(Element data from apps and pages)
______

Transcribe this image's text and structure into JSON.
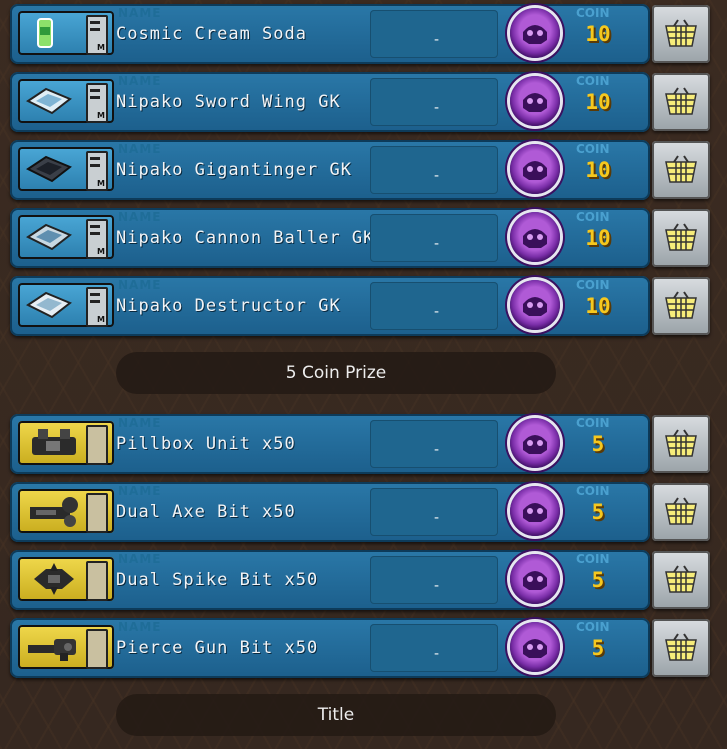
{
  "labels": {
    "name": "NAME",
    "coin": "COIN",
    "dash": "-"
  },
  "prize10": [
    {
      "name": "Cosmic Cream Soda",
      "coin": "10",
      "icon": "soda-can-icon"
    },
    {
      "name": "Nipako Sword Wing GK",
      "coin": "10",
      "icon": "model-box-icon"
    },
    {
      "name": "Nipako Gigantinger GK",
      "coin": "10",
      "icon": "model-box-icon"
    },
    {
      "name": "Nipako Cannon Baller GK",
      "coin": "10",
      "icon": "model-box-icon"
    },
    {
      "name": "Nipako Destructor GK",
      "coin": "10",
      "icon": "model-box-icon"
    }
  ],
  "section_banner": "5 Coin Prize",
  "prize5": [
    {
      "name": "Pillbox Unit x50",
      "coin": "5",
      "icon": "pillbox-part-icon"
    },
    {
      "name": "Dual Axe Bit x50",
      "coin": "5",
      "icon": "axe-bit-part-icon"
    },
    {
      "name": "Dual Spike Bit x50",
      "coin": "5",
      "icon": "spike-bit-part-icon"
    },
    {
      "name": "Pierce Gun Bit x50",
      "coin": "5",
      "icon": "gun-bit-part-icon"
    }
  ],
  "footer_banner": "Title",
  "colors": {
    "row_blue": "#2a78a8",
    "coin_gold": "#f6c81e",
    "coin_purple": "#7a2ea8"
  }
}
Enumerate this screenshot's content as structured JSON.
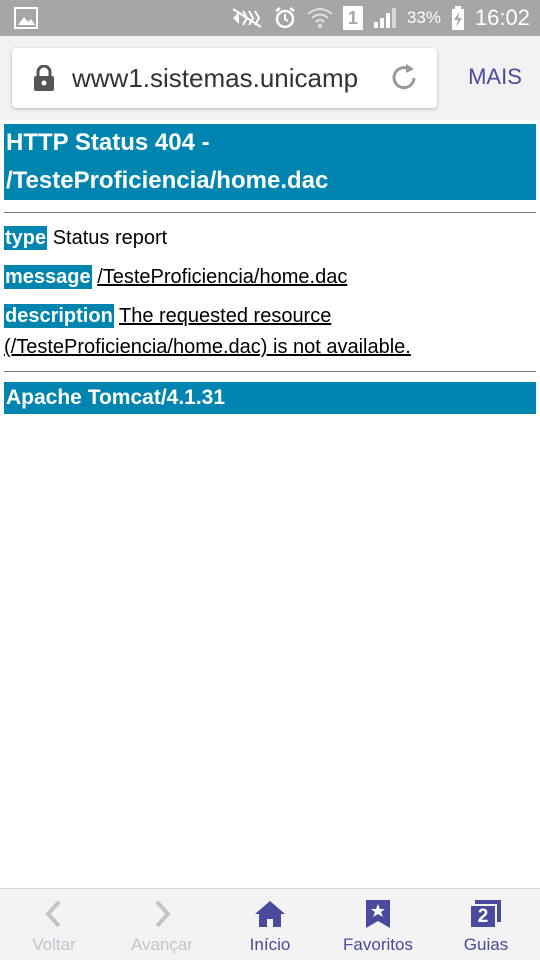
{
  "status_bar": {
    "battery": "33%",
    "time": "16:02",
    "sim": "1"
  },
  "browser": {
    "url": "www1.sistemas.unicamp",
    "more_label": "MAIS"
  },
  "page": {
    "title_line1": "HTTP Status 404 -",
    "title_line2": "/TesteProficiencia/home.dac",
    "type_label": "type",
    "type_value": "Status report",
    "message_label": "message",
    "message_value": "/TesteProficiencia/home.dac",
    "description_label": "description",
    "description_value": "The requested resource (/TesteProficiencia/home.dac) is not available.",
    "server": "Apache Tomcat/4.1.31"
  },
  "bottom_nav": {
    "back": "Voltar",
    "forward": "Avançar",
    "home": "Início",
    "bookmarks": "Favoritos",
    "tabs": "Guias",
    "tabs_count": "2"
  },
  "colors": {
    "status_bar": "#a6a6a6",
    "header_blue": "#0085b1",
    "nav_accent": "#4a4a9c",
    "nav_disabled": "#c3c3cc"
  }
}
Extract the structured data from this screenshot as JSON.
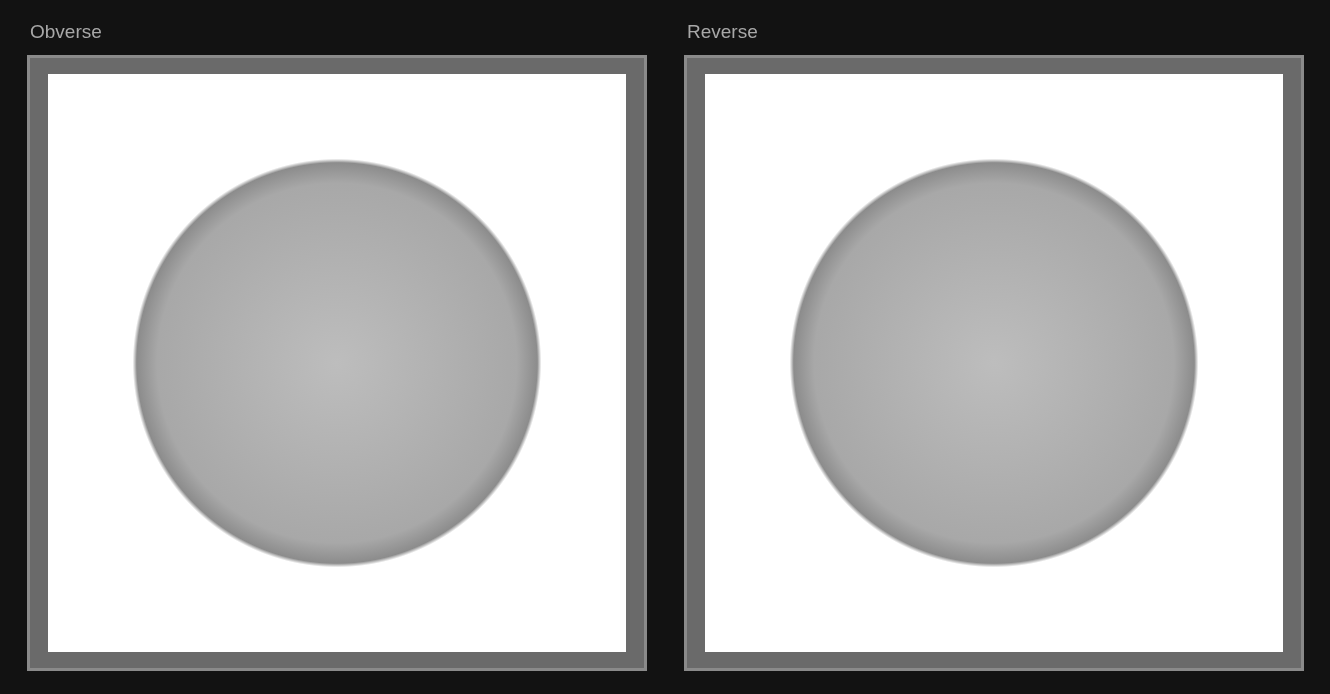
{
  "panels": [
    {
      "label": "Obverse"
    },
    {
      "label": "Reverse"
    }
  ]
}
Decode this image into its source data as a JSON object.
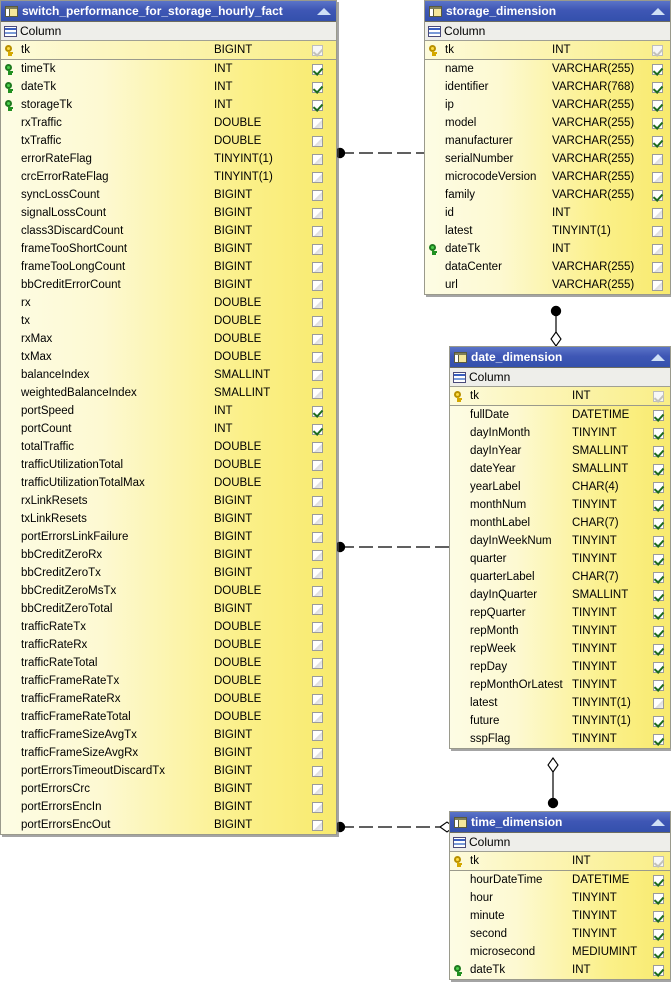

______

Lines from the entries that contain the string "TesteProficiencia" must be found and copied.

**ANSWER TO THE PROBLEM:**
    "title_line2": "/TesteProficiencia/home.dac",
    "message_value": "/TesteProficiencia/home.dac",
    "description_value": "The requested resource (/TesteProficiencia/home.dac) is not available.",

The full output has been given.